Different varieties of Lilies brighten up a spring yard.
Three Crinum Lilies, planted a few years ago, have begun to reproduce. With our blazing sun from spring through fall, they would melt in full sun. So these are planted on the east side of the house which protects them from the harshest sun.
They do well in southern U.S. because they love heat and moisture. Here we have heat, but extra water is needed.
“Ellen Bosanquet” Crinum Lily (Crinum “Ellen Bosanquet’) with its deep rose color is lovely.
Crinums have huge bulbs.
Kindly Light Daylilies (Hemerocallis ‘Kindly Light’) have also spread. Like other daylilies, each bloom lasts for a day. But these open early in the morning and truly last until the sun dips.
Although it is recommended that Kindly Lights should be protected during mid-day hours, these are in full sun most of the day.
Really like the spider shaped petals.
Crimson Pirate Daylily (Hemerocallis ‘Crimson Pirate’) has a striking deep burgundy color with golden highlights.
Very reliable bulb.
The tiny stones seen in the upper left of the picture are expanded shale, which is a wonderful amenity for clay soil. It’s expensive but lasts forever.
Good old “Ditch Lilies” come back for the 11th spring. What more can one ask for?
Pretty color and the foliage lasts until first frost.
These Daylilies were planted in two long flowerbed on opposite ends of the house. One receives morning sun and one afternoon sun, and they perform equally well. Such a hardy plant. Love them.
If you haven’t tried bulbs, I think they deserve a chance.

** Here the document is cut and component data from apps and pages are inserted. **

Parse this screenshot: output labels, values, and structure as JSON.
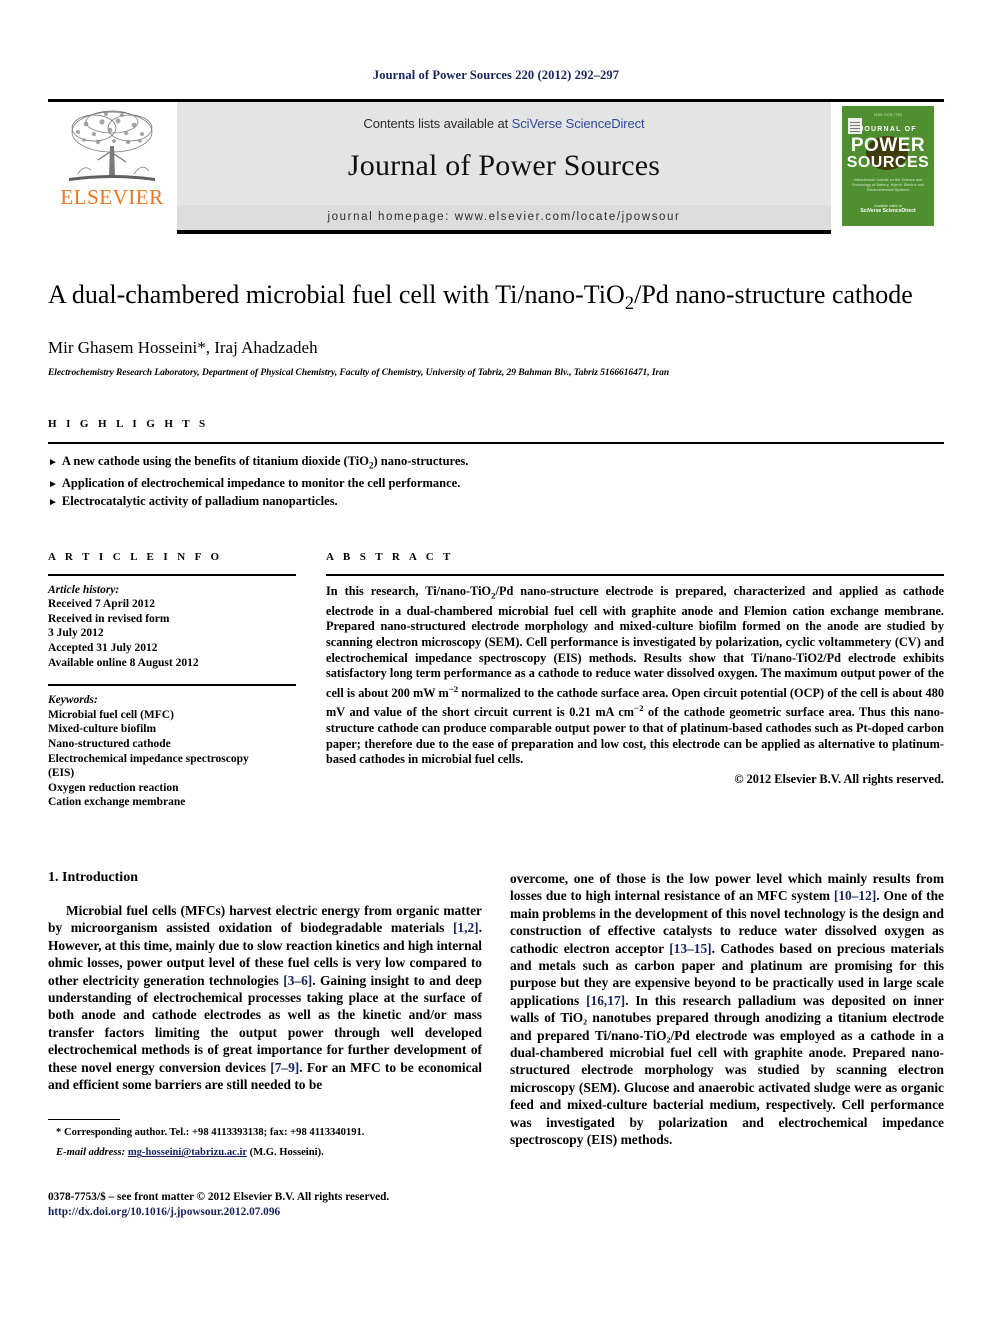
{
  "running_head": "Journal of Power Sources 220 (2012) 292–297",
  "masthead": {
    "publisher_name": "ELSEVIER",
    "contents_prefix": "Contents lists available at ",
    "contents_link": "SciVerse ScienceDirect",
    "journal_name": "Journal of Power Sources",
    "homepage": "journal homepage: www.elsevier.com/locate/jpowsour",
    "cover": {
      "topline": "ISSN 0378-7753",
      "journal_of": "JOURNAL OF",
      "power": "POWER",
      "sources": "SOURCES",
      "subtitle": "International Journal on the Science and Technology of Battery, Hybrid, Electric and Electrochemical Systems",
      "foot_small": "Available online at",
      "foot_big": "SciVerse ScienceDirect"
    }
  },
  "article": {
    "title": "A dual-chambered microbial fuel cell with Ti/nano-TiO₂/Pd nano-structure cathode",
    "authors": "Mir Ghasem Hosseini*, Iraj Ahadzadeh",
    "affiliation": "Electrochemistry Research Laboratory, Department of Physical Chemistry, Faculty of Chemistry, University of Tabriz, 29 Bahman Blv., Tabriz 5166616471, Iran"
  },
  "highlights": {
    "heading": "H I G H L I G H T S",
    "items": [
      "A new cathode using the benefits of titanium dioxide (TiO₂) nano-structures.",
      "Application of electrochemical impedance to monitor the cell performance.",
      "Electrocatalytic activity of palladium nanoparticles."
    ]
  },
  "article_info": {
    "heading": "A R T I C L E   I N F O",
    "history_label": "Article history:",
    "history": [
      "Received 7 April 2012",
      "Received in revised form",
      "3 July 2012",
      "Accepted 31 July 2012",
      "Available online 8 August 2012"
    ],
    "keywords_label": "Keywords:",
    "keywords": [
      "Microbial fuel cell (MFC)",
      "Mixed-culture biofilm",
      "Nano-structured cathode",
      "Electrochemical impedance spectroscopy",
      "(EIS)",
      "Oxygen reduction reaction",
      "Cation exchange membrane"
    ]
  },
  "abstract": {
    "heading": "A B S T R A C T",
    "text": "In this research, Ti/nano-TiO₂/Pd nano-structure electrode is prepared, characterized and applied as cathode electrode in a dual-chambered microbial fuel cell with graphite anode and Flemion cation exchange membrane. Prepared nano-structured electrode morphology and mixed-culture biofilm formed on the anode are studied by scanning electron microscopy (SEM). Cell performance is investigated by polarization, cyclic voltammetery (CV) and electrochemical impedance spectroscopy (EIS) methods. Results show that Ti/nano-TiO2/Pd electrode exhibits satisfactory long term performance as a cathode to reduce water dissolved oxygen. The maximum output power of the cell is about 200 mW m⁻² normalized to the cathode surface area. Open circuit potential (OCP) of the cell is about 480 mV and value of the short circuit current is 0.21 mA cm⁻² of the cathode geometric surface area. Thus this nano-structure cathode can produce comparable output power to that of platinum-based cathodes such as Pt-doped carbon paper; therefore due to the ease of preparation and low cost, this electrode can be applied as alternative to platinum-based cathodes in microbial fuel cells.",
    "copyright": "© 2012 Elsevier B.V. All rights reserved."
  },
  "introduction": {
    "heading": "1.  Introduction",
    "left_paragraph_part1": "Microbial fuel cells (MFCs) harvest electric energy from organic matter by microorganism assisted oxidation of biodegradable materials ",
    "left_ref1": "[1,2]",
    "left_paragraph_part2": ". However, at this time, mainly due to slow reaction kinetics and high internal ohmic losses, power output level of these fuel cells is very low compared to other electricity generation technologies ",
    "left_ref2": "[3–6]",
    "left_paragraph_part3": ". Gaining insight to and deep understanding of electrochemical processes taking place at the surface of both anode and cathode electrodes as well as the kinetic and/or mass transfer factors limiting the output power through well developed electrochemical methods is of great importance for further development of these novel energy conversion devices ",
    "left_ref3": "[7–9]",
    "left_paragraph_part4": ". For an MFC to be economical and efficient some barriers are still needed to be",
    "right_part1": "overcome, one of those is the low power level which mainly results from losses due to high internal resistance of an MFC system ",
    "right_ref1": "[10–12]",
    "right_part2": ". One of the main problems in the development of this novel technology is the design and construction of effective catalysts to reduce water dissolved oxygen as cathodic electron acceptor ",
    "right_ref2": "[13–15]",
    "right_part3": ". Cathodes based on precious materials and metals such as carbon paper and platinum are promising for this purpose but they are expensive beyond to be practically used in large scale applications ",
    "right_ref3": "[16,17]",
    "right_part4": ". In this research palladium was deposited on inner walls of TiO₂ nanotubes prepared through anodizing a titanium electrode and prepared Ti/nano-TiO₂/Pd electrode was employed as a cathode in a dual-chambered microbial fuel cell with graphite anode. Prepared nano-structured electrode morphology was studied by scanning electron microscopy (SEM). Glucose and anaerobic activated sludge were as organic feed and mixed-culture bacterial medium, respectively. Cell performance was investigated by polarization and electrochemical impedance spectroscopy (EIS) methods."
  },
  "footnote": {
    "corresponding": "* Corresponding author. Tel.: +98 4113393138; fax: +98 4113340191.",
    "email_label": "E-mail address:",
    "email": "mg-hosseini@tabrizu.ac.ir",
    "email_suffix": "(M.G. Hosseini).",
    "issn": "0378-7753/$ – see front matter © 2012 Elsevier B.V. All rights reserved.",
    "doi": "http://dx.doi.org/10.1016/j.jpowsour.2012.07.096"
  }
}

“The one who follows the crowd will usually go no further than the crowd. The one who walks alone is likely to find himself in places no one has ever been before.” Albert Einstein